■ **Task goal**:
What lines of the data hold the string "text"? Pull each one out.

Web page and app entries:
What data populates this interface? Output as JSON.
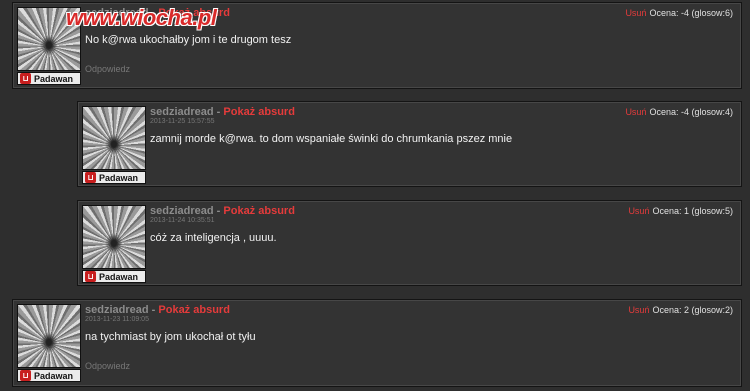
{
  "watermark": "www.wiocha.pl",
  "colors": {
    "accent": "#e53b3b",
    "panel": "#333333",
    "background": "#2e2e2e"
  },
  "comments": [
    {
      "author": "sedziadread",
      "separator": "-",
      "flag": "Pokaż absurd",
      "date": "",
      "rank": "Padawan",
      "delete": "Usuń",
      "rating": "Ocena: -4 (glosow:6)",
      "text": "No k@rwa ukochałby jom i te drugom tesz",
      "reply": "Odpowiedz"
    },
    {
      "author": "sedziadread",
      "separator": "-",
      "flag": "Pokaż absurd",
      "date": "2013-11-25 15:57:55",
      "rank": "Padawan",
      "delete": "Usuń",
      "rating": "Ocena: -4 (glosow:4)",
      "text": "zamnij morde k@rwa. to dom wspaniałe świnki do chrumkania pszez mnie",
      "reply": ""
    },
    {
      "author": "sedziadread",
      "separator": "-",
      "flag": "Pokaż absurd",
      "date": "2013-11-24 10:35:51",
      "rank": "Padawan",
      "delete": "Usuń",
      "rating": "Ocena: 1 (glosow:5)",
      "text": "cóż za inteligencja , uuuu.",
      "reply": ""
    },
    {
      "author": "sedziadread",
      "separator": "-",
      "flag": "Pokaż absurd",
      "date": "2013-11-23 11:09:05",
      "rank": "Padawan",
      "delete": "Usuń",
      "rating": "Ocena: 2 (glosow:2)",
      "text": "na tychmiast by jom ukochał ot tyłu",
      "reply": "Odpowiedz"
    }
  ]
}
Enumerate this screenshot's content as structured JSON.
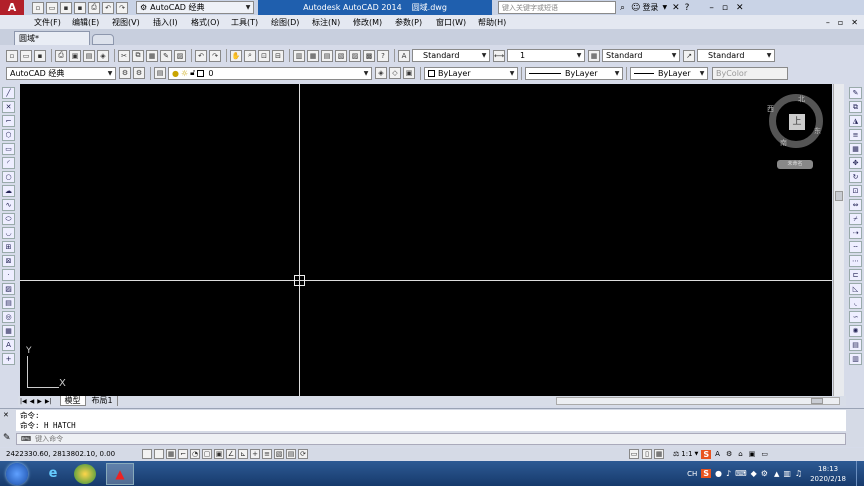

■ **Answer area**:
      "text": "No k@rwa ukochałby jom i te drugom tesz",
      "text": "zamnij morde k@rwa. to dom wspaniałe świnki do chrumkania pszez mnie",
      "text": "cóż za inteligencja , uuuu.",
      "text": "na tychmiast by jom ukochał ot tyłu",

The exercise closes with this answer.